  • Discovering the Common Themes
  • Meet in your study groups
  • Share the data
  • Each person shares his responses, question by
  • After people have all shared, capture the common

Discovering What Could Be
  • Based on the data collected and the common
    themes, interests, values each team will develop
    provocative propositions
  • Statements about what the MPA program would be
    like if the best experiences happened more
    frequently and consistently
  • A vision of a desired future
  • Inspired!

Discovering What Could Be
  • Anything is possible,
  • anything can be!

Discovering What Could Be
  • Organizational Examples
  • It is an exciting, challenging and meaningful
    direction which helps all employees feel a sense
    of significance, purpose, pride and unity.
  • Leadership is both inspirational and
  • The citizens are proud of the work performed by
    city employees.
  • Customers receive prompt and responsive service
    and always leave satisfied.

Discovering What Could Be
  • As a small group, brainstorm ideas and develop
    one or more statements.
  • Place one statement on each flip chart.
  • Write large enough so it can be seen.
  • Post flip charts around the room.

Dialogue and Validation
  • Each group will share their statements and a
    little of the discussion that went into creating
    those statements.
  • Validation everyone will assess each statement
    along to 2 dimensions
  • To what extent is this vision/ideal important to
  • To what extent does it exist in the organization

What factors contribute to success?
  • How does our current strategy contribute to the
    success of our statement?
  • How does our shared values contribute to the
    success of our statement?
  • How does our structure contribute to the success
    of our statement?
  • How does our systems contribute to the success
    of our statement?

Supports Analysis
  • On a flip chart, draw a vertical line
  • On one side, indicate the supports currently in
  • On the other side, indicate the supports that
    are still needed.
  • Look at your weakest supports what can be done
    to strengthen them.
  • Are there some easy targets?

The Action Agenda
  • What needs to be done differently in order to
    fully realize the vision?
  • Who should be involved?
  • Who needs to take action?
  • What can you do to make it happen?

  • Bushe Bushe, Gervase R. Advances in
    Appreciative Inquiry as an Organizational
    Development Intervention, Organizational
    Development Journal, Vol. 13 (3) 14-22, Fall
  • Cooperrider, David L. and Suresh Srivastva.
    Appreciative Inquiry in Organizational Life in
    Research in Organizational Change and
    Development, Vol. 1 129-169, 1987.
  • Hammond, Sue Annis.
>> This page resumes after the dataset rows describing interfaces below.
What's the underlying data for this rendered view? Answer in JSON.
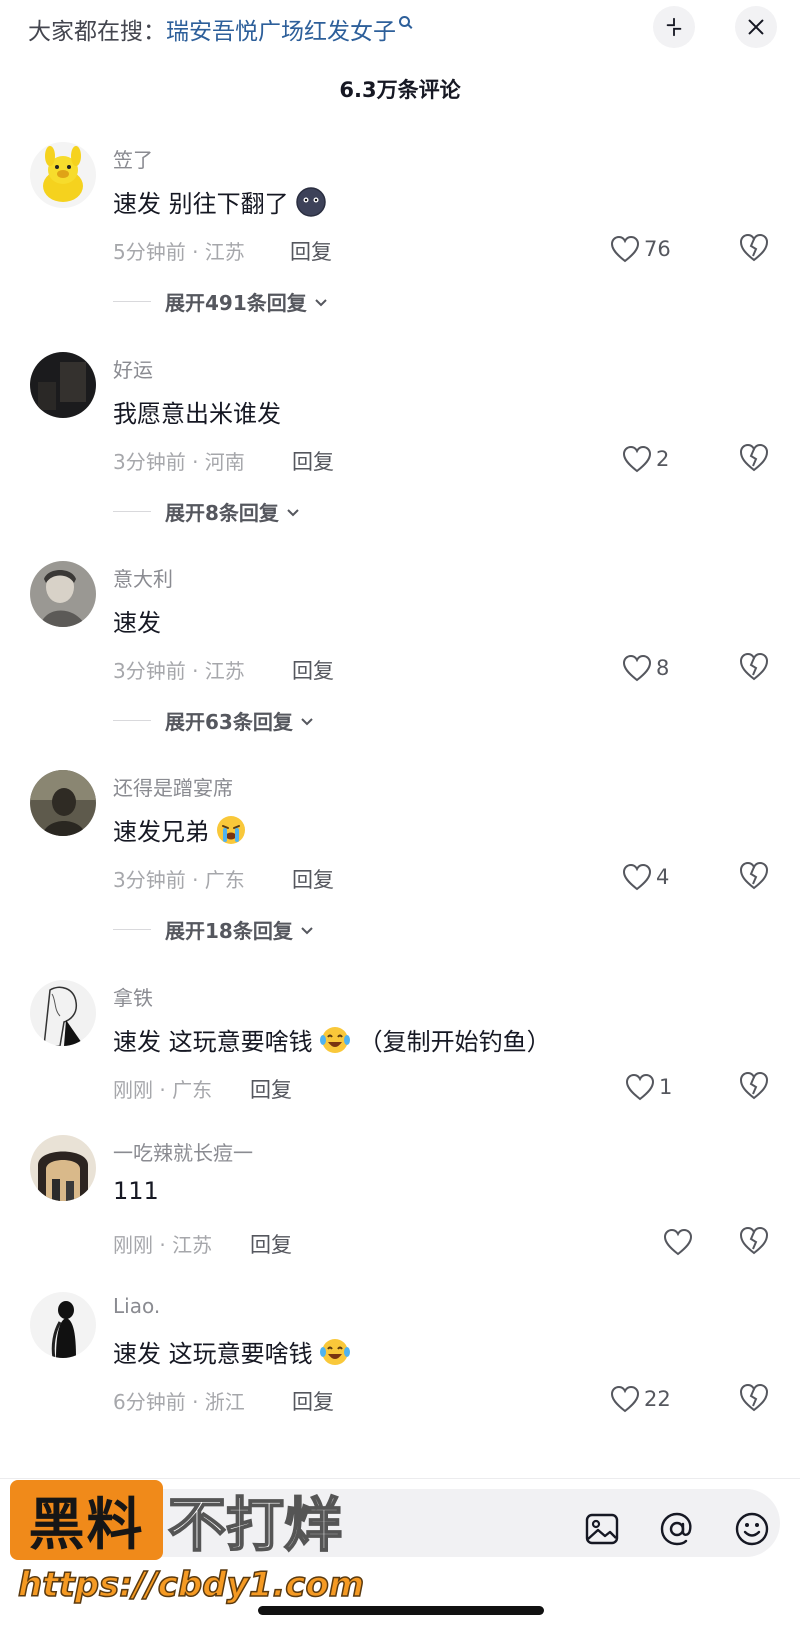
{
  "header": {
    "search_prefix": "大家都在搜：",
    "search_term": "瑞安吾悦广场红发女子",
    "comment_count": "6.3万条评论"
  },
  "comments": [
    {
      "username": "笠了",
      "text": "速发 别往下翻了",
      "text_after": "",
      "emoji": "dark-blob-emoji",
      "time_location": "5分钟前 · 江苏",
      "reply_label": "回复",
      "likes": "76",
      "expand_label": "展开491条回复",
      "avatar": "yellow-toy-dog"
    },
    {
      "username": "好运",
      "text": "我愿意出米谁发",
      "text_after": "",
      "emoji": "",
      "time_location": "3分钟前 · 河南",
      "reply_label": "回复",
      "likes": "2",
      "expand_label": "展开8条回复",
      "avatar": "dark-room"
    },
    {
      "username": "意大利",
      "text": "速发",
      "text_after": "",
      "emoji": "",
      "time_location": "3分钟前 · 江苏",
      "reply_label": "回复",
      "likes": "8",
      "expand_label": "展开63条回复",
      "avatar": "person-portrait"
    },
    {
      "username": "还得是蹭宴席",
      "text": "速发兄弟",
      "text_after": "",
      "emoji": "loudly-crying-emoji",
      "time_location": "3分钟前 · 广东",
      "reply_label": "回复",
      "likes": "4",
      "expand_label": "展开18条回复",
      "avatar": "person-dim"
    },
    {
      "username": "拿铁",
      "text": "速发 这玩意要啥钱",
      "text_after": "（复制开始钓鱼）",
      "emoji": "tears-of-joy-emoji",
      "time_location": "刚刚 · 广东",
      "reply_label": "回复",
      "likes": "1",
      "expand_label": "",
      "avatar": "sketch-figure"
    },
    {
      "username": "一吃辣就长痘一",
      "text": "111",
      "text_after": "",
      "emoji": "",
      "time_location": "刚刚 · 江苏",
      "reply_label": "回复",
      "likes": "",
      "expand_label": "",
      "avatar": "archway-scene"
    },
    {
      "username": "Liao.",
      "text": "速发 这玩意要啥钱",
      "text_after": "",
      "emoji": "tears-of-joy-emoji",
      "time_location": "6分钟前 · 浙江",
      "reply_label": "回复",
      "likes": "22",
      "expand_label": "",
      "avatar": "silhouette"
    }
  ],
  "input_bar": {
    "placeholder": "",
    "icons": [
      "image-icon",
      "at-icon",
      "smile-icon"
    ]
  },
  "watermark": {
    "box_text": "黑料",
    "side_text": "不打烊",
    "url": "https://cbdy1.com"
  },
  "colors": {
    "search_term": "#2d5f9a",
    "watermark_orange": "#f08a1a"
  }
}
The Thin Book of
    Appreciative Inquiry. Plano, TX Kodiak
    Consulting. 1996.
  • Kreitzman, John P. and John L. McKnight.
    Building Communities From the Inside Out A Path
    Toward Finding and Mobilizing a Communitys
    Assets. Chicago, IL ACTA Publications. 1993.
  • Srivastva, Suresh, David L. Cooperrider, and
    Associates. Appreciative Management and
    Leadership The Power of Positive Thought and
    Action in Organizations. San Francisco, CA
    Jossey-Bass. 1990.